Sacramento police shot Stephon Clark seven times from behind, according to autopsy results released Friday by a pathologist hired by Clark's family, findings that call into question the department's assertion that the 22-year-old black man was facing officers and walked toward them when he was killed.
Dr. Bennet Omalu, whose study of chronic traumatic encephalopathy in football players prompted the NFL to adopt new safety rules designed to prevent concussions, also determined Clark took up to 10 minutes to die.
Police officers, concerned Clark could be alive and armed, waited about five minutes to approach him after the shooting in his grandmother's backyard. Clark was not armed; police apparently mistook a cellphone in his hand for a gun.
"The proposition is he was facing officers is inconsistent with prevailing forensic evidence," Omalu said at a news conference with family attorney Benjamin Crump.
He said it was not clear if Clark would have survived had he gotten immediate medical attention, and he noted that any of the six bullets that hit him in the back and one in the neck could have been the fatal shot. An eighth bullet went into Clark's thigh.
The shooting occurred March 18. Two officers responding to a call of someone breaking car windows shouted that Clark had a gun before firing 20 bullets at him.
The shooting has produced nearly daily angry but peaceful protests in the downtown area of California's capital city.
On Thursday, hours after creating an emotional interruption at his brother's funeral, Stevante Clark helped defuse tension by asking protesters not to block thousands of fans from entering a downtown NBA arena for a third night.
Police in riot gear stood waiting outside the Golden 1 Center as fans wove through barricades and fencing to enter a Sacramento Kings-Indiana Pacers game. But protesters never came, heeding calls from Stevante Clark and Black Lives Matter organizers to avoid the arena. Instead, they blocked rush hour traffic on nearby downtown streets.
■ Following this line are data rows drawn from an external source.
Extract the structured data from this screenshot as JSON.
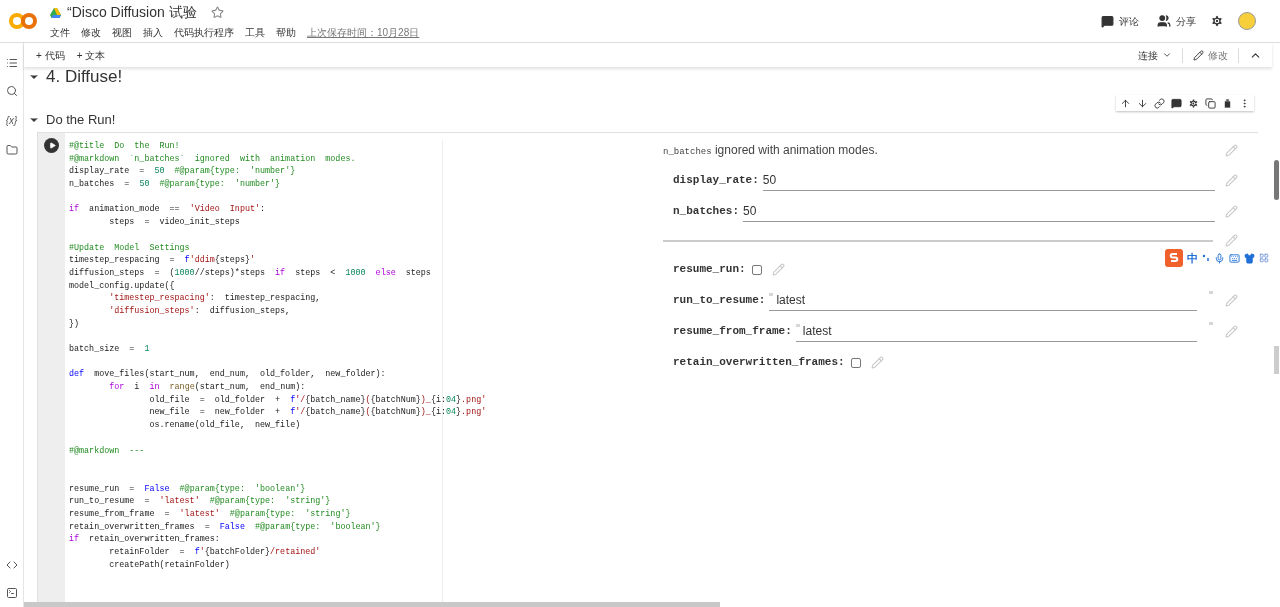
{
  "header": {
    "title": "“Disco Diffusion 试验",
    "menu": [
      "文件",
      "修改",
      "视图",
      "插入",
      "代码执行程序",
      "工具",
      "帮助"
    ],
    "last_saved": "上次保存时间：10月28日",
    "comment": "评论",
    "share": "分享"
  },
  "toolbar": {
    "add_code": "+ 代码",
    "add_text": "+ 文本",
    "connect": "连接",
    "edit": "修改"
  },
  "section": {
    "title": "4. Diffuse!",
    "expanded": true
  },
  "cell": {
    "title": "Do the Run!",
    "expanded": true,
    "code": [
      {
        "kind": "code",
        "segments": [
          {
            "kind": "comment",
            "text": "#@title  Do  the  Run!"
          }
        ]
      },
      {
        "kind": "code",
        "segments": [
          {
            "kind": "comment",
            "text": "#@markdown  `n_batches`  ignored  with  animation  modes."
          }
        ]
      },
      {
        "kind": "code",
        "segments": [
          {
            "kind": "plain",
            "text": "display_rate  =  "
          },
          {
            "kind": "number",
            "text": "50"
          },
          {
            "kind": "comment",
            "text": "  #@param{type:  'number'}"
          }
        ]
      },
      {
        "kind": "code",
        "segments": [
          {
            "kind": "plain",
            "text": "n_batches  =  "
          },
          {
            "kind": "number",
            "text": "50"
          },
          {
            "kind": "comment",
            "text": "  #@param{type:  'number'}"
          }
        ]
      },
      {
        "kind": "blank"
      },
      {
        "kind": "code",
        "segments": [
          {
            "kind": "control",
            "text": "if"
          },
          {
            "kind": "plain",
            "text": "  animation_mode  ==  "
          },
          {
            "kind": "string",
            "text": "'Video  Input'"
          },
          {
            "kind": "plain",
            "text": ":"
          }
        ]
      },
      {
        "kind": "code",
        "segments": [
          {
            "kind": "plain",
            "text": "        steps  =  video_init_steps"
          }
        ]
      },
      {
        "kind": "blank"
      },
      {
        "kind": "code",
        "segments": [
          {
            "kind": "comment",
            "text": "#Update  Model  Settings"
          }
        ]
      },
      {
        "kind": "code",
        "segments": [
          {
            "kind": "plain",
            "text": "timestep_respacing  =  "
          },
          {
            "kind": "keyword",
            "text": "f"
          },
          {
            "kind": "string",
            "text": "'ddim"
          },
          {
            "kind": "plain",
            "text": "{steps}"
          },
          {
            "kind": "string",
            "text": "'"
          }
        ]
      },
      {
        "kind": "code",
        "segments": [
          {
            "kind": "plain",
            "text": "diffusion_steps  =  ("
          },
          {
            "kind": "number",
            "text": "1000"
          },
          {
            "kind": "plain",
            "text": "//steps)*steps  "
          },
          {
            "kind": "control",
            "text": "if"
          },
          {
            "kind": "plain",
            "text": "  steps  <  "
          },
          {
            "kind": "number",
            "text": "1000"
          },
          {
            "kind": "control",
            "text": "  else"
          },
          {
            "kind": "plain",
            "text": "  steps"
          }
        ]
      },
      {
        "kind": "code",
        "segments": [
          {
            "kind": "plain",
            "text": "model_config.update({"
          }
        ]
      },
      {
        "kind": "code",
        "segments": [
          {
            "kind": "string",
            "text": "        'timestep_respacing'"
          },
          {
            "kind": "plain",
            "text": ":  timestep_respacing,"
          }
        ]
      },
      {
        "kind": "code",
        "segments": [
          {
            "kind": "string",
            "text": "        'diffusion_steps'"
          },
          {
            "kind": "plain",
            "text": ":  diffusion_steps,"
          }
        ]
      },
      {
        "kind": "code",
        "segments": [
          {
            "kind": "plain",
            "text": "})"
          }
        ]
      },
      {
        "kind": "blank"
      },
      {
        "kind": "code",
        "segments": [
          {
            "kind": "plain",
            "text": "batch_size  =  "
          },
          {
            "kind": "number",
            "text": "1"
          }
        ]
      },
      {
        "kind": "blank"
      },
      {
        "kind": "code",
        "segments": [
          {
            "kind": "keyword",
            "text": "def"
          },
          {
            "kind": "plain",
            "text": "  move_files(start_num,  end_num,  old_folder,  new_folder):"
          }
        ]
      },
      {
        "kind": "code",
        "segments": [
          {
            "kind": "control",
            "text": "        for"
          },
          {
            "kind": "plain",
            "text": "  i  "
          },
          {
            "kind": "control",
            "text": "in"
          },
          {
            "kind": "builtin",
            "text": "  range"
          },
          {
            "kind": "plain",
            "text": "(start_num,  end_num):"
          }
        ]
      },
      {
        "kind": "code",
        "segments": [
          {
            "kind": "plain",
            "text": "                old_file  =  old_folder  +  "
          },
          {
            "kind": "keyword",
            "text": "f"
          },
          {
            "kind": "string",
            "text": "'/"
          },
          {
            "kind": "plain",
            "text": "{batch_name}"
          },
          {
            "kind": "string",
            "text": "("
          },
          {
            "kind": "plain",
            "text": "{batchNum}"
          },
          {
            "kind": "string",
            "text": ")_"
          },
          {
            "kind": "plain",
            "text": "{i:"
          },
          {
            "kind": "number",
            "text": "04"
          },
          {
            "kind": "plain",
            "text": "}"
          },
          {
            "kind": "string",
            "text": ".png'"
          }
        ]
      },
      {
        "kind": "code",
        "segments": [
          {
            "kind": "plain",
            "text": "                new_file  =  new_folder  +  "
          },
          {
            "kind": "keyword",
            "text": "f"
          },
          {
            "kind": "string",
            "text": "'/"
          },
          {
            "kind": "plain",
            "text": "{batch_name}"
          },
          {
            "kind": "string",
            "text": "("
          },
          {
            "kind": "plain",
            "text": "{batchNum}"
          },
          {
            "kind": "string",
            "text": ")_"
          },
          {
            "kind": "plain",
            "text": "{i:"
          },
          {
            "kind": "number",
            "text": "04"
          },
          {
            "kind": "plain",
            "text": "}"
          },
          {
            "kind": "string",
            "text": ".png'"
          }
        ]
      },
      {
        "kind": "code",
        "segments": [
          {
            "kind": "plain",
            "text": "                os.rename(old_file,  new_file)"
          }
        ]
      },
      {
        "kind": "blank"
      },
      {
        "kind": "code",
        "segments": [
          {
            "kind": "comment",
            "text": "#@markdown  ---"
          }
        ]
      },
      {
        "kind": "blank"
      },
      {
        "kind": "blank"
      },
      {
        "kind": "code",
        "segments": [
          {
            "kind": "plain",
            "text": "resume_run  =  "
          },
          {
            "kind": "keyword",
            "text": "False"
          },
          {
            "kind": "comment",
            "text": "  #@param{type:  'boolean'}"
          }
        ]
      },
      {
        "kind": "code",
        "segments": [
          {
            "kind": "plain",
            "text": "run_to_resume  =  "
          },
          {
            "kind": "string",
            "text": "'latest'"
          },
          {
            "kind": "comment",
            "text": "  #@param{type:  'string'}"
          }
        ]
      },
      {
        "kind": "code",
        "segments": [
          {
            "kind": "plain",
            "text": "resume_from_frame  =  "
          },
          {
            "kind": "string",
            "text": "'latest'"
          },
          {
            "kind": "comment",
            "text": "  #@param{type:  'string'}"
          }
        ]
      },
      {
        "kind": "code",
        "segments": [
          {
            "kind": "plain",
            "text": "retain_overwritten_frames  =  "
          },
          {
            "kind": "keyword",
            "text": "False"
          },
          {
            "kind": "comment",
            "text": "  #@param{type:  'boolean'}"
          }
        ]
      },
      {
        "kind": "code",
        "segments": [
          {
            "kind": "control",
            "text": "if"
          },
          {
            "kind": "plain",
            "text": "  retain_overwritten_frames:"
          }
        ]
      },
      {
        "kind": "code",
        "segments": [
          {
            "kind": "plain",
            "text": "        retainFolder  =  "
          },
          {
            "kind": "keyword",
            "text": "f"
          },
          {
            "kind": "string",
            "text": "'"
          },
          {
            "kind": "plain",
            "text": "{batchFolder}"
          },
          {
            "kind": "string",
            "text": "/retained'"
          }
        ]
      },
      {
        "kind": "code",
        "segments": [
          {
            "kind": "plain",
            "text": "        createPath(retainFolder)"
          }
        ]
      }
    ],
    "form": [
      {
        "kind": "markdown",
        "code": "n_batches",
        "text": "ignored with animation modes."
      },
      {
        "kind": "number",
        "label": "display_rate:",
        "value": "50"
      },
      {
        "kind": "number",
        "label": "n_batches:",
        "value": "50"
      },
      {
        "kind": "rule"
      },
      {
        "kind": "checkbox",
        "label": "resume_run:",
        "checked": false
      },
      {
        "kind": "string",
        "label": "run_to_resume:",
        "value": "latest"
      },
      {
        "kind": "string",
        "label": "resume_from_frame:",
        "value": "latest"
      },
      {
        "kind": "checkbox",
        "label": "retain_overwritten_frames:",
        "checked": false
      }
    ]
  },
  "ime_toolbar": {
    "mode": "中"
  },
  "sidebar": {
    "variables": "{x}"
  }
}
Delivering Stephon Clark's eulogy Thursday, the Rev. Al Sharpton praised demonstrators for their restraint and urged them to follow the lead of the Rev. Martin Luther King Jr. and his advocacy of nonviolent protest.
"I want the folks in California to know that there's nothing wrong with how these young people are standing up," he thundered. "They're not being violent, they're asking for you to stop being violent to them."
More than 500 people packed into the church to celebrate Stephon Clark's life, remembering his dance moves, smarts and love for his two young sons.
Stevante Clark interrupted the musical and scriptural celebration by hugging and kissing the casket, leading the crowd in chanting his brother's name, pounding his chest and shouting. Others on the stage attempted to calm him, with limited success.
Sharpton hugged and consoled him and told the crowd not to judge how families grieve.
"This brother could be any one of us, so let them express and grieve," Sharpton said. "We are proud of them for standing up for justice."
The Kings and their owner have been supportive of the Clark family.
West Sacramento resident Onyeabo Aduba, 33, said he canceled reservations Thursday at a restaurant near the arena for his girlfriend's birthday because of the protests. But Aduba said he's supportive of the Black Lives Matter movement and is frustrated that efforts such as requiring police to wear body cameras haven't made real change.
Turning the focus nationally, Sharpton and others chastised President Donald Trump for failing to comment on police shootings of young black men. On Wednesday, White House Press Secretary Sarah Huckabee Sanders was asked about the Clark shooting and demurred, referring to it as a local issue.